Thursday, October 11, 2007

E -Mailing Doctors Boosts Health Access, Quality, Study Finds

Parents who contacted their child's pediatrician through e-mail reported increased access to care and improved quality of care, according to a study in the October issue of Pediatrics, Reuters Health reports.

Paul Rosen and C. Kent Kwoh of the University of Pittsburgh School of Medicine studied results from a physician e-mail access program over a two-year period. Along with improved access and quality of care, families who used the program also said they had a "better understanding of their child's medical tests," Rosen said.

The researchers found using the e-mail program provided responses from physicians 57% faster than using the telephone.

Forty percent of the 848 e-mails were sent outside business hours, according to the study.
The program asked that participants not use e-mail for emergencies. Researchers found that 5.7% of total messages were urgent, such as notification of new symptoms or an expectation of a same-day response from the doctor.

"Patients would like the ability to e-mail their doctors," Rosen said, adding, "More physicians should consider providing the service" (Douglas, Reuters Health, 10/10).

Friday, October 5, 2007

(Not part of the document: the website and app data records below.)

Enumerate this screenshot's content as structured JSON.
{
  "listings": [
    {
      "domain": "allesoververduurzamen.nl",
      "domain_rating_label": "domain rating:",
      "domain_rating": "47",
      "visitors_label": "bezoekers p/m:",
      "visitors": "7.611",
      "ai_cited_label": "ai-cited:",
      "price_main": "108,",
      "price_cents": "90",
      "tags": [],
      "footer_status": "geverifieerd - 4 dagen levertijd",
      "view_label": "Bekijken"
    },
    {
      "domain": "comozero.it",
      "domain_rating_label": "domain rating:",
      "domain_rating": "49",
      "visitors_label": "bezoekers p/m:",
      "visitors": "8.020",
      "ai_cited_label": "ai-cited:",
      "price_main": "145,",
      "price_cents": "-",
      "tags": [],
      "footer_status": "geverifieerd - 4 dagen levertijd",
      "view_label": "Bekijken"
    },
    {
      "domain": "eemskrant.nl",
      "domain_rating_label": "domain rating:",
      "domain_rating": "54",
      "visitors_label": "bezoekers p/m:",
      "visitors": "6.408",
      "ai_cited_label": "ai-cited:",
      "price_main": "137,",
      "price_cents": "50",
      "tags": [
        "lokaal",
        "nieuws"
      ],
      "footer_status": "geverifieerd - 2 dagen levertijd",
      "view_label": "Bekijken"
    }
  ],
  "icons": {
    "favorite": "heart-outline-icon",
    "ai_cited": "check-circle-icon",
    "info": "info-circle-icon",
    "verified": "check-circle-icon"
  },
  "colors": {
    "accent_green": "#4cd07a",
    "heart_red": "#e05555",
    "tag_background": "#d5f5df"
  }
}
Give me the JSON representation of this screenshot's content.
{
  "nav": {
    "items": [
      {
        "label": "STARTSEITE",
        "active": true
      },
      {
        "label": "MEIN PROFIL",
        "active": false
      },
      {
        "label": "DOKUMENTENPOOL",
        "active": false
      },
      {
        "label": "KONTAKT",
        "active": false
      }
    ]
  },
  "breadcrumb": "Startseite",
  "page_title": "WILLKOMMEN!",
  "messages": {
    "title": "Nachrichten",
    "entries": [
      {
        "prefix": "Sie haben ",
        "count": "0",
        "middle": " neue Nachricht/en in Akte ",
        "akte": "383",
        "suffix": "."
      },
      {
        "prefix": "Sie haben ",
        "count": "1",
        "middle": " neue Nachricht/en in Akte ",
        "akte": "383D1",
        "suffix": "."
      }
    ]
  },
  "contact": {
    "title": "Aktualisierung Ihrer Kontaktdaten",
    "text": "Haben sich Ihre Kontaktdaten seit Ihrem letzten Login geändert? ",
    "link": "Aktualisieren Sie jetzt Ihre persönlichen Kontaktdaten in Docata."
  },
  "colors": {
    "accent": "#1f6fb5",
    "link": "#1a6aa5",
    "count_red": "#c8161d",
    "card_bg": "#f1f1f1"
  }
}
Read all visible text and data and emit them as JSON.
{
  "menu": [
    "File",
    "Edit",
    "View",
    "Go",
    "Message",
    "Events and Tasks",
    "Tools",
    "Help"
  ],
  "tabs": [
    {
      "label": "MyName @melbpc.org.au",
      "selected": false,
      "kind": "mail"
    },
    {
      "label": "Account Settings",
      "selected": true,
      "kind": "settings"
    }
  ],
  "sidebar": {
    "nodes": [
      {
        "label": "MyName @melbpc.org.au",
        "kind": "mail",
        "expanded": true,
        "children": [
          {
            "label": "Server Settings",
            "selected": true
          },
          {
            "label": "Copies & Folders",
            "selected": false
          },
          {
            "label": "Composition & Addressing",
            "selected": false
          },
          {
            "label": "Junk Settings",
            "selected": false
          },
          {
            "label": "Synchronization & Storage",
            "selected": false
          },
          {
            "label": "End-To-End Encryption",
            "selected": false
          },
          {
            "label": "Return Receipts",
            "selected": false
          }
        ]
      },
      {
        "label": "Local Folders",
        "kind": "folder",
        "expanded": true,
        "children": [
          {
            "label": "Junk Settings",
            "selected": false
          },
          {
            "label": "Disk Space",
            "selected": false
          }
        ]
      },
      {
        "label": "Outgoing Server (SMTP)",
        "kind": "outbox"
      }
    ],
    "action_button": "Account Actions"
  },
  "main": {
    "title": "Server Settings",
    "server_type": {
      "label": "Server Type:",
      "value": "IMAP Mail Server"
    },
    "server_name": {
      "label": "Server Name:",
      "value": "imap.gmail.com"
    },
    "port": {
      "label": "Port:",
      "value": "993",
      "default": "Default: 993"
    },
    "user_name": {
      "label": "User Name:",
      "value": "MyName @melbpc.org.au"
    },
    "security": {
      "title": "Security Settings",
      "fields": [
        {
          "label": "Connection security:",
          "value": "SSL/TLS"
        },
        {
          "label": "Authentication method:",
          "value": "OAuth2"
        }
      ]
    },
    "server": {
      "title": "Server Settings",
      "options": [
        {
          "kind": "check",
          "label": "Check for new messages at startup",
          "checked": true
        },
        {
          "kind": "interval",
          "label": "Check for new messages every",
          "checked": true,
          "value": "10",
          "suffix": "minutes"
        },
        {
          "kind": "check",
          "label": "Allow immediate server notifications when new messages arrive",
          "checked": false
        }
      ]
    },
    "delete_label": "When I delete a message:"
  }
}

from the web2.0 meeting...The history of health

Interesting and thought provoking video on you tube.

Thanks to Joan the Swiss Ms for the link.

Tuesday, October 2, 2007

More Patients Use Cell Phones To Manage Chronic Diseases

There is a growing push to employ common electronic devices to monitor chronic diseases, let patients confer with physicians remotely and encourage stricter adherence to medication, diet and exercise, the National Post reports.

For example, the average blood pressure reading of 31 patients was significantly reduced when they used a cell phone-based system that sent alerts to patients and physicians when their blood pressures got too high or too low, according to a study in this month's American Journal of Hypertension.Researchers launched the study at Mount Sinai Hospital in Toronto because blood pressure tends to fluctuate and is affected by external factors, but doctors usually see just an isolated reading, making it difficult to treat effectively.Study participants used a blood pressure cuff equipped with a Bluetooth device that automatically transmitted data to the cell phone, which then sent the readings to a central server.

Algorithms determined if the reading was too high or too low and sent alerts to doctors and patients when necessary using a standard landline. Doctors also received a series of readings via fax before a patient's visit. A larger clinical trial using BlackBerry devices is being conducted to confirm the initial findings.Other health care applications for cell phones also are being investigated. A Health Canada team is encouraging drug companies to record and transmit photos of patients' meals via cell phone during clinical trials for diabetes drugs in an effort to compare the effect of diet and exercise to medications, the Post reports.

In addition, cell phone network provider Qualcomm by late 2008 hopes to launch Lifecomm, a monthly service that provides health care applications to cell phones. Don Jones, Qualcomm's health vice president, said that he thinks the next major market probably will be for phones that allow patients to video conference